Ian Bell wants to make history as England’s first six-time Ashes winner – but has been warned only a sustained return to form will keep him in the Test team.
Bell briefly considered calling time on his outstanding career after helping England regain the urn two months ago.
But the 33-year-old has now committed himself to the national team, and has set his sights on being a part of the 2017-18 Ashes in Australia.
There, in his own words, he hopes he can “right the wrongs” of the miserable whitewash England suffered on their last trip Down Under in 2013-14.
To do so, though, he has been left in little doubt that he will have to improve significantly on his 2015 output.
England coach Trevor Bayliss acknowledges Bell’s experience counts, in a developing team currently 1-0 down with one to play against Pakistan, but not as much as runs, which will always be the only true currency.
Bell contributed two crucial 50s to England’s cause at Edgbaston mid-Ashes, and has added two more handy scores so far on the tour of the United Arab Emirates. But flashes of his world-class best will not be enough in the long term.
Reflecting on Bell’s dalliance with retirement, Bayliss said: “I think it’s a question most older players ask themselves when they’re getting closer to the end than the start, but he’s very much aware that performances are the thing that very much count.
“We need him from that experience point of view.
“But what I’m saying is – and everyone’s fully aware of it – that results count as well.”
Bell is set to remain at No 3 when the final Test begins in Sharjah on Sunday, with England needing to overturn a sequence of six defeats in eight matches away to Pakistan, stretching back 10 years, if they are to square this series.
So far, Alastair Cook and his vice-captain Joe Root have been responsible for more than half their runs in the series.
But Bell has fared best of the rest, promising he may be ready to snap out of a mediocre six-month spell, since his last Test hundred, in which he has mustered only 358 runs in 21 innings.

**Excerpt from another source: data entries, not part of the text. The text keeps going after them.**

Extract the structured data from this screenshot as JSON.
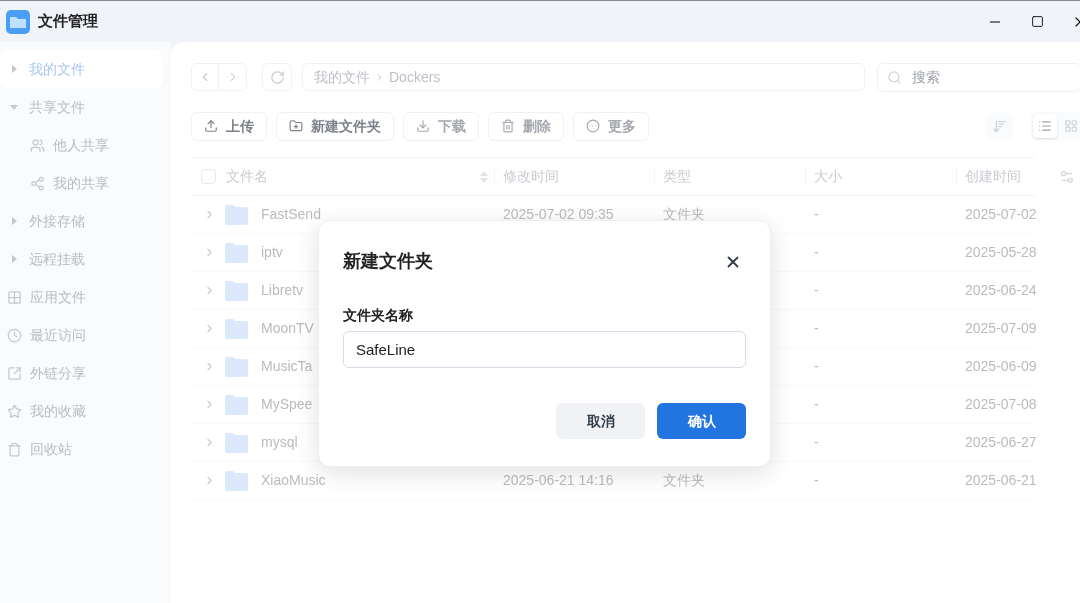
{
  "window": {
    "title": "文件管理"
  },
  "sidebar": {
    "items": [
      {
        "kind": "node",
        "label": "我的文件",
        "selected": true,
        "expanded": false
      },
      {
        "kind": "node",
        "label": "共享文件",
        "selected": false,
        "expanded": true,
        "children": [
          {
            "kind": "link",
            "label": "他人共享",
            "selected": false
          },
          {
            "kind": "link",
            "label": "我的共享",
            "selected": false
          }
        ]
      },
      {
        "kind": "node",
        "label": "外接存储",
        "selected": false,
        "expanded": false
      },
      {
        "kind": "node",
        "label": "远程挂载",
        "selected": false,
        "expanded": false
      },
      {
        "kind": "link",
        "label": "应用文件",
        "selected": false
      },
      {
        "kind": "link",
        "label": "最近访问",
        "selected": false
      },
      {
        "kind": "link",
        "label": "外链分享",
        "selected": false
      },
      {
        "kind": "link",
        "label": "我的收藏",
        "selected": false
      },
      {
        "kind": "link",
        "label": "回收站",
        "selected": false
      }
    ]
  },
  "breadcrumb": [
    "我的文件",
    "Dockers"
  ],
  "search": {
    "placeholder": "搜索"
  },
  "toolbar": [
    {
      "label": "上传",
      "disabled": false
    },
    {
      "label": "新建文件夹",
      "disabled": false
    },
    {
      "label": "下载",
      "disabled": true
    },
    {
      "label": "删除",
      "disabled": true
    },
    {
      "label": "更多",
      "disabled": true
    }
  ],
  "view_modes": [
    {
      "selected": true
    },
    {
      "selected": false
    }
  ],
  "table": {
    "select_all": {
      "checked": false
    },
    "columns": [
      "文件名",
      "修改时间",
      "类型",
      "大小",
      "创建时间"
    ],
    "rows": [
      {
        "name": "FastSend",
        "modified": "2025-07-02 09:35",
        "type": "文件夹",
        "size": "-",
        "created": "2025-07-02"
      },
      {
        "name": "iptv",
        "size": "-",
        "created": "2025-05-28"
      },
      {
        "name": "Libretv",
        "size": "-",
        "created": "2025-06-24"
      },
      {
        "name": "MoonTV",
        "size": "-",
        "created": "2025-07-09"
      },
      {
        "name": "MusicTa",
        "size": "-",
        "created": "2025-06-09"
      },
      {
        "name": "MySpee",
        "size": "-",
        "created": "2025-07-08"
      },
      {
        "name": "mysql",
        "size": "-",
        "created": "2025-06-27"
      },
      {
        "name": "XiaoMusic",
        "modified": "2025-06-21 14:16",
        "type": "文件夹",
        "size": "-",
        "created": "2025-06-21"
      }
    ]
  },
  "dialog": {
    "title": "新建文件夹",
    "field_label": "文件夹名称",
    "value": "SafeLine",
    "buttons": [
      {
        "kind": "secondary",
        "label": "取消"
      },
      {
        "kind": "primary",
        "label": "确认"
      }
    ]
  }
}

They have come at a sub-20 average, compared with a career output of almost 43 in his 117 Tests.
Bayliss added: “Just because you’ve got experience, you’ve (still) got to be performing as well.
“The players know that, and the selectors and coaches make their decisions based on performances at the top level.”
Bell’s record and pedigree mean England will never dispense with him easily, especially with so many other players still finding their feet at the highest level.
“Obviously at the moment we haven’t got a lot of experience in the batting order, and I think it’s important we have got some experience in the team,” said Bayliss.
“On this tour, if you just take the aggregates and averages of our batters, he’s probably in third spot or round about – he’s averaging almost 40, I think.
“I’m sure he’d like to be scoring more runs as well and he’s a guy who works very hard at his game.”
There will be few better times for a Bell revival than in next week’s must-win match.